The drills, codenamed "Joint Sword-2024A", were launched three days after Taiwan's new president, Lai Ching-te, took office and delivered an inaugural speech that China condemned as a "declaration of independence".

Beijing's defence ministry spokesman Wu Qian said on Friday that Lai had pushed Taiwan into a "dangerous situation of war and danger".

"Every time 'Taiwan independence' provokes us, we will take our countermeasures one step further until the complete reunification of the motherland is achieved," he said.

Taiwan has been self-ruled since 1949, when Nationalists defeated by the Chinese Communist Party in a civil war on the mainland fled to the island.

The drills are part of a growing campaign of intimidation by China, which has conducted a series of large-scale military exercises around Taiwan in recent years.

Beijing also stepped up its rhetoric on Thursday, with the foreign ministry using language more commonly associated with China's propaganda tools.

"Taiwan independence forces will be left with broken heads and bloodshed after fighting against the great trend for China to achieve full reunification," spokesman Wang Wenbin told reporters.

On Saturday, Taiwan's presidential office said it could assure the public that it 'fully understands the situation and is taking appropriate measures to ensure national security'. 

"China's latest unilateral provocation not only undermines the status quo of peace and stability in the Taiwan Strait, but is also a blatant provocation to the international order," said Karen Kuo, spokeswoman for the Presidential Office. 

'Closer than ever' 
According to Taiwan's defence ministry, a total of 111 Chinese aircraft and dozens of naval vessels took part in the drills over the two days. 

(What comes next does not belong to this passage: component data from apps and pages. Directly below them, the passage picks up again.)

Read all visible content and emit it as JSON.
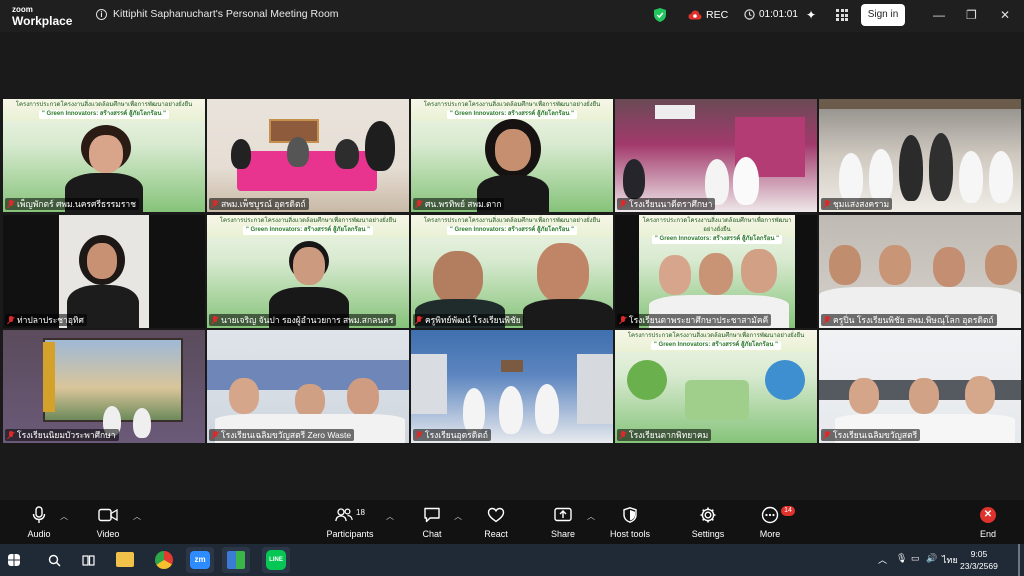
{
  "app": {
    "logo_line1": "zoom",
    "logo_line2": "Workplace",
    "meeting_title": "Kittiphit Saphanuchart's Personal Meeting Room",
    "rec_label": "REC",
    "timer": "01:01:01",
    "signin_label": "Sign in"
  },
  "tiles": [
    {
      "name": "เพ็ญพักตร์ ศพม.นครศรีธรรมราช"
    },
    {
      "name": "สพม.เพ็ชบูรณ์ อุตรดิตถ์"
    },
    {
      "name": "ศน.พรทิพย์  สพม.ตาก"
    },
    {
      "name": "โรงเรียนนาดีตราศึกษา"
    },
    {
      "name": "ชุมแสงสงคราม"
    },
    {
      "name": "ท่าปลาประชาอุทิศ"
    },
    {
      "name": "นายเจริญ จันปา รองผู้อำนวยการ สพม.สกลนคร"
    },
    {
      "name": "ครูพิทย์พัฒน์ โรงเรียนพิชัย"
    },
    {
      "name": "โรงเรียนตาพระยาศึกษาประชาสามัคคี"
    },
    {
      "name": "ครูปิ่น โรงเรียนพิชัย สพม.พิษณุโลก อุตรดิตถ์"
    },
    {
      "name": "โรงเรียนนิยมบัวระพาศึกษา"
    },
    {
      "name": "โรงเรียนเฉลิมขวัญสตรี Zero Waste"
    },
    {
      "name": "โรงเรียนอุตรดิตถ์"
    },
    {
      "name": "โรงเรียนตากพิทยาคม"
    },
    {
      "name": "โรงเรียนเฉลิมขวัญสตรี"
    }
  ],
  "banner": {
    "line1": "โครงการประกวดโครงงานสิ่งแวดล้อมศึกษาเพื่อการพัฒนาอย่างยั่งยืน",
    "line2": "\" Green Innovators: สร้างสรรค์ สู้ภัยโลกร้อน \""
  },
  "toolbar": {
    "audio": "Audio",
    "video": "Video",
    "participants": "Participants",
    "participants_count": "18",
    "chat": "Chat",
    "react": "React",
    "share": "Share",
    "host_tools": "Host tools",
    "settings": "Settings",
    "more": "More",
    "more_badge": "14",
    "end": "End"
  },
  "taskbar": {
    "lang": "ไทย",
    "time": "9:05",
    "date": "23/3/2569"
  },
  "colors": {
    "accent_green": "#3fd37a",
    "end_red": "#e0322d",
    "taskbar": "#202a36"
  }
}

On Friday evening, the Chinese military released footage of 'key moments' of the drills, showing trucks with missiles ready to fire, fighter jets taking off and naval officers looking through binoculars at Taiwanese ships.

Meng Xiangqing, a professor at Beijing's National Defence University, told the state news agency Xinhua that People's Liberation Army ships were "coming closer to the island than ever before". 

Beijing launched similar drills in August and April last year after Taiwanese leaders visited the US. 

China also launched large-scale military exercises in 2022 after US House Speaker Nancy Pelosi visited Taiwan.

Wen-Ti Sung, a non-resident fellow at the Atlantic Council's Global China Center, told AFP that the scale of the latest drills was "significant, but not as big as last August". 

Sung and other analysts told AFP that the geographical scope of the drills had increased, with a new focus on isolating Taiwan's outlying islands.

The drills took place in the Taiwan Strait and in the north, south and east of the island, as well as in areas around the Taipei-administered islands of Kinmen, Matsu, Wuqiu and Dongyin.

Tong Zhen, an expert with the Academy of Military Sciences, told Xinhua that the drills "mainly targeted the ringleaders and political centre of 'Taiwan independence' and involved simulated precision attacks on key political and military targets".

Editor: David Goodman